What makes a building “green” is still sometimes subject for debate but the definition of sustainable building and sustainable or green architecture is unmistakable. The LEED® system in Canada, administered by CaGBC, is guided by a clear and stringent set of requirements for each level of LEED® certification. The requirements are put in place to provide structure and industrywide clarity and consistency, on a Global scale.
The concept of sustainable architecture refers to the entire process – from design through construction, building operations and maintenance, any future renovation, and demolition. The process utilizes a variety of energy and environmentally efficient resources, materials and practices including improved insulation and air tightness for the building envelope (walls and roof), energy efficiency of mechanical systems, low consuming electrical equipment and lighting, and in some cases renewable energy sources such as solar collectors and photovoltaics.
Sometimes, however, desired features in buildings, such as increased daylight, will contradict goals in other areas, such as energy efficiency. In the end, it’s all about achieving the right balance for the highest quality of space for occupants.

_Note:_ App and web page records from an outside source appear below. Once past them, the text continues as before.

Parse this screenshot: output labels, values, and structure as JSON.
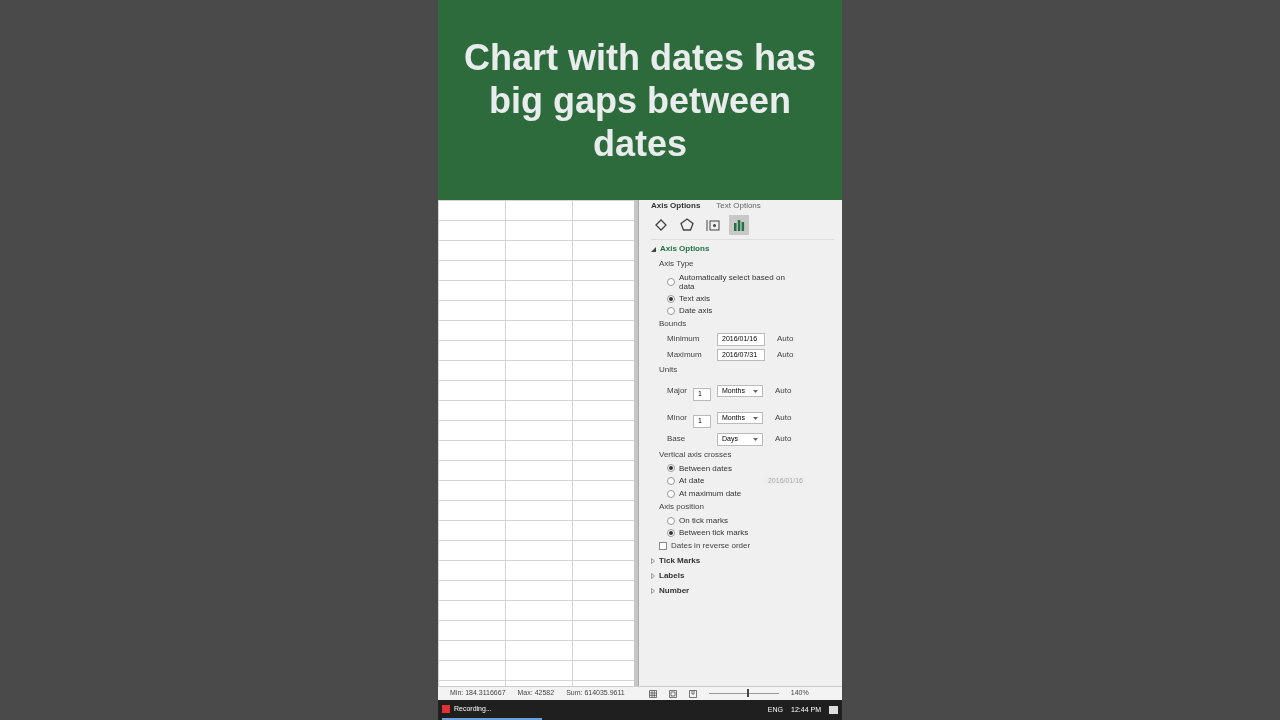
{
  "title": "Chart with dates has big gaps between dates",
  "pane": {
    "tabs": [
      {
        "label": "Axis Options",
        "selected": true
      },
      {
        "label": "Text Options",
        "selected": false
      }
    ],
    "icons": [
      {
        "kind": "fill",
        "selected": false
      },
      {
        "kind": "effects",
        "selected": false
      },
      {
        "kind": "size",
        "selected": false
      },
      {
        "kind": "axis",
        "selected": true
      }
    ],
    "section": "Axis Options",
    "axis_type": {
      "label": "Axis Type",
      "options": [
        {
          "label": "Automatically select based on data",
          "selected": false
        },
        {
          "label": "Text axis",
          "selected": true
        },
        {
          "label": "Date axis",
          "selected": false
        }
      ]
    },
    "bounds": {
      "label": "Bounds",
      "rows": [
        {
          "label": "Minimum",
          "value": "2016/01/16",
          "auto": "Auto"
        },
        {
          "label": "Maximum",
          "value": "2016/07/31",
          "auto": "Auto"
        }
      ]
    },
    "units": {
      "label": "Units",
      "rows": [
        {
          "label": "Major",
          "number": "1",
          "unit": "Months",
          "auto": "Auto"
        },
        {
          "label": "Minor",
          "number": "1",
          "unit": "Months",
          "auto": "Auto"
        },
        {
          "label": "Base",
          "unit": "Days",
          "auto": "Auto"
        }
      ]
    },
    "crosses": {
      "label": "Vertical axis crosses",
      "options": [
        {
          "label": "Between dates",
          "selected": true
        },
        {
          "label": "At date",
          "selected": false,
          "value": "2016/01/16"
        },
        {
          "label": "At maximum date",
          "selected": false
        }
      ]
    },
    "position": {
      "label": "Axis position",
      "options": [
        {
          "label": "On tick marks",
          "selected": false
        },
        {
          "label": "Between tick marks",
          "selected": true
        }
      ]
    },
    "reverse": {
      "label": "Dates in reverse order",
      "checked": false
    },
    "collapsed": [
      {
        "label": "Tick Marks"
      },
      {
        "label": "Labels"
      },
      {
        "label": "Number"
      }
    ]
  },
  "status_bar": {
    "stats": [
      "Min: 184.3116667",
      "Max: 42582",
      "Sum: 614035.9611"
    ],
    "zoom": "140%",
    "level": 0.55
  },
  "taskbar": {
    "app": "Recording...",
    "language": "ENG",
    "time": "12:44 PM"
  }
}
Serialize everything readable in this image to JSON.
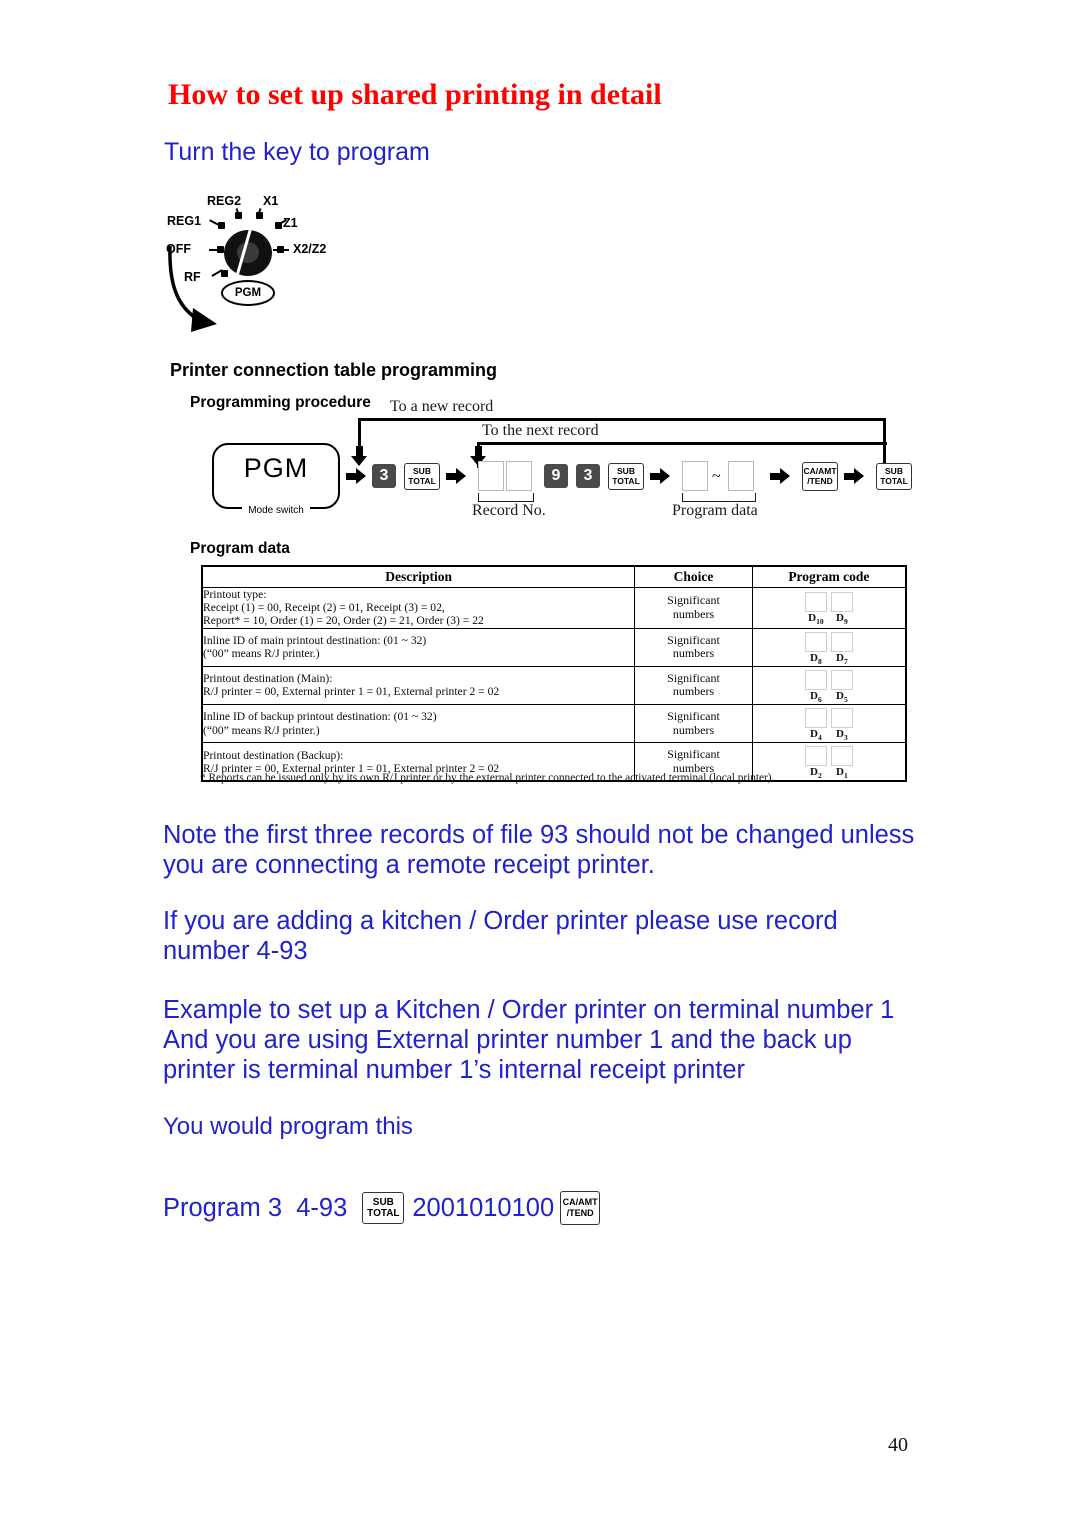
{
  "page": {
    "title": "How to set up shared printing in detail",
    "subtitle": "Turn the key to program",
    "page_number": "40",
    "title_color": "#ff0000",
    "body_color": "#2222cc"
  },
  "key_switch": {
    "labels": {
      "reg1": "REG1",
      "reg2": "REG2",
      "x1": "X1",
      "z1": "Z1",
      "off": "OFF",
      "x2z2": "X2/Z2",
      "rf": "RF",
      "pgm": "PGM"
    }
  },
  "printer_section": {
    "heading": "Printer connection table programming",
    "procedure_heading": "Programming procedure",
    "program_data_heading": "Program data"
  },
  "flow": {
    "loop_top_label": "To a new record",
    "loop_second_label": "To the next record",
    "mode_box": "PGM",
    "mode_caption": "Mode switch",
    "key_3a": "3",
    "key_subtotal_1": "SUB\nTOTAL",
    "key_9": "9",
    "key_3b": "3",
    "key_subtotal_2": "SUB\nTOTAL",
    "key_catend": "CA/AMT\n/TEND",
    "key_subtotal_3": "SUB\nTOTAL",
    "record_no_label": "Record No.",
    "program_data_label": "Program data",
    "tilde": "~",
    "subtotal_line1": "SUB",
    "subtotal_line2": "TOTAL",
    "catend_line1": "CA/AMT",
    "catend_line2": "/TEND"
  },
  "table": {
    "headers": [
      "Description",
      "Choice",
      "Program code"
    ],
    "rows": [
      {
        "description": [
          "Printout type:",
          "Receipt (1) = 00, Receipt (2) = 01, Receipt (3) = 02,",
          "Report* = 10, Order (1) = 20, Order (2) = 21, Order (3) = 22"
        ],
        "choice": [
          "Significant",
          "numbers"
        ],
        "code_labels": [
          "D10",
          "D9"
        ],
        "code_subs": [
          [
            "D",
            "10"
          ],
          [
            "D",
            "9"
          ]
        ]
      },
      {
        "description": [
          "Inline ID of main printout destination: (01 ~ 32)",
          "(“00” means R/J printer.)"
        ],
        "choice": [
          "Significant",
          "numbers"
        ],
        "code_labels": [
          "D8",
          "D7"
        ],
        "code_subs": [
          [
            "D",
            "8"
          ],
          [
            "D",
            "7"
          ]
        ]
      },
      {
        "description": [
          "Printout destination (Main):",
          "R/J printer = 00, External printer 1 = 01, External printer 2 = 02"
        ],
        "choice": [
          "Significant",
          "numbers"
        ],
        "code_labels": [
          "D6",
          "D5"
        ],
        "code_subs": [
          [
            "D",
            "6"
          ],
          [
            "D",
            "5"
          ]
        ]
      },
      {
        "description": [
          "Inline ID of backup printout destination: (01 ~ 32)",
          "(“00” means R/J printer.)"
        ],
        "choice": [
          "Significant",
          "numbers"
        ],
        "code_labels": [
          "D4",
          "D3"
        ],
        "code_subs": [
          [
            "D",
            "4"
          ],
          [
            "D",
            "3"
          ]
        ]
      },
      {
        "description": [
          "Printout destination (Backup):",
          "R/J printer = 00, External printer 1 = 01, External printer 2 = 02"
        ],
        "choice": [
          "Significant",
          "numbers"
        ],
        "code_labels": [
          "D2",
          "D1"
        ],
        "code_subs": [
          [
            "D",
            "2"
          ],
          [
            "D",
            "1"
          ]
        ]
      }
    ],
    "footnote": "* Reports can be issued only by its own R/J printer or by the external printer connected to the activated terminal (local printer)."
  },
  "paragraphs": {
    "note": "Note the first three records of file 93 should not be changed unless you are connecting a remote receipt printer.",
    "kitchen": "If you are adding a kitchen / Order printer please use record number 4-93",
    "example": "Example to set up a Kitchen / Order printer on terminal number 1 And you are using External printer number 1 and the back up printer is terminal number 1’s internal receipt printer",
    "would_program": "You would program this"
  },
  "program_line": {
    "prefix": "Program 3  4-93 ",
    "subtotal_line1": "SUB",
    "subtotal_line2": "TOTAL",
    "data": "2001010100",
    "catend_line1": "CA/AMT",
    "catend_line2": "/TEND"
  }
}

The types of materials used in a sustainable project will vary and can sometime be impacted by the use of locally sourced items (thus reducing energy and transportation efforts). Material options could include rapidly renewable resources such as bamboo, sustainably-certified or reclaimed wood, recycled materials including stone, metal and other products, renewable and non-toxic items made with natural materials (bricks, blocks and panels made with paper or other earth-sourced materials). Ultimately, sustainable buildings are designed to improve resource efficiency (water, material, electricity, energy) and reduce emissions and their overall impact on the city’s carbon footprint.
To date, Chmiel Architects with 3 LEED® certified team members and a focus on sustainable design for a variety of commercial, institutional and multi-residential projects that have been LEED® certified.
Chmiel Architects focuses on sustainable design for a variety of commercial, industrial and residential projects. Our team offers a vast array of expertise to each undertaking. Among these are three certified LEED AP professionals, of which two also have the ID + C specialty. Administered by the Canada Green Building Council, LEED professional credentials validate the bearer’s knowledge of green building technologies, best practices, and dynamic LEED ratings.
Chmiel Architects has administered or participated in projects under various rating systems including New Construction (NC), Core and Shell, and Commercial Interiors (CI). Projects include:
Telus House, Ottawa – LEED-NC Gold
Office Building, Ottawa, ON
Chmiel Architects designed this 9 storey, 160,000 sq. ft. office building which houses the regional corporate headquarters for TELUS Corporation. An at grade “marquee” wall element acknowledge the pedestrian scale and heritage character of the streetscape. The project was designed utilizing raised floor technology for the distribution of mechanical and electrical systems, state of the art controls, data management and a day light harvesting system. The building, completed in January 2008, is the first “LEED” gold office building in the City of Ottawa.
Export Development Canada – LEED-CI Gold
Interior Office Development, Ottawa, ON
Chmiel Architects prepared a master plan report which identified long term occupancy requirements for the 1200 employee organization. A Functional program document was created through the development of several planning options and the preparation of a Functional Space Equation. The detailed design and implementation of over 350,000 sq.ft. of class A office fit up by our team included a LEED strategy to achieve LEED GOLD for Commercial Interiors.
Canada Post Letter Carrier Depot Prototypical Design – LEED-NC Certified
Chmiel was engaged by Canada Post Corporation to develop a Prototypical Design for the development of Letter Carrier Depots across Canada. The design was created to establish a brand identity for these new facilities, and to enable Canada Post to roll out the buildings over a short period of time on a variety of sites, and in a variety of cities across the country. The project will replace over 35 such sites and contains letter sorting stations, office areas and loading stations in 3 prototypical facilities ranging in size from 1800 m2 to 3000 m2. The building exterior is designed to respect the corporate brand and the interiors will have a clean modern look to suit the corporate branding, identity and standards of Canada Post. The project involved extensive negotiations with the end-user /project managers and was developed utilizing new programming design standards for letter carrier depots. Each project targets LEED-NC Certified designation.
Laurentian Place – LEED-NC Silver
Office Building, Ottawa, ON
Chmiel Architect designed this 120,000 sq.ft., 5-storey class ‘A’ office building with commercial property on the ground floor, and an adjacent two level parkade. Careful attention was paid to integrating the building into the local fabric and the retail uses on the site. This project is LEED Canada Core and Shell, Silver status.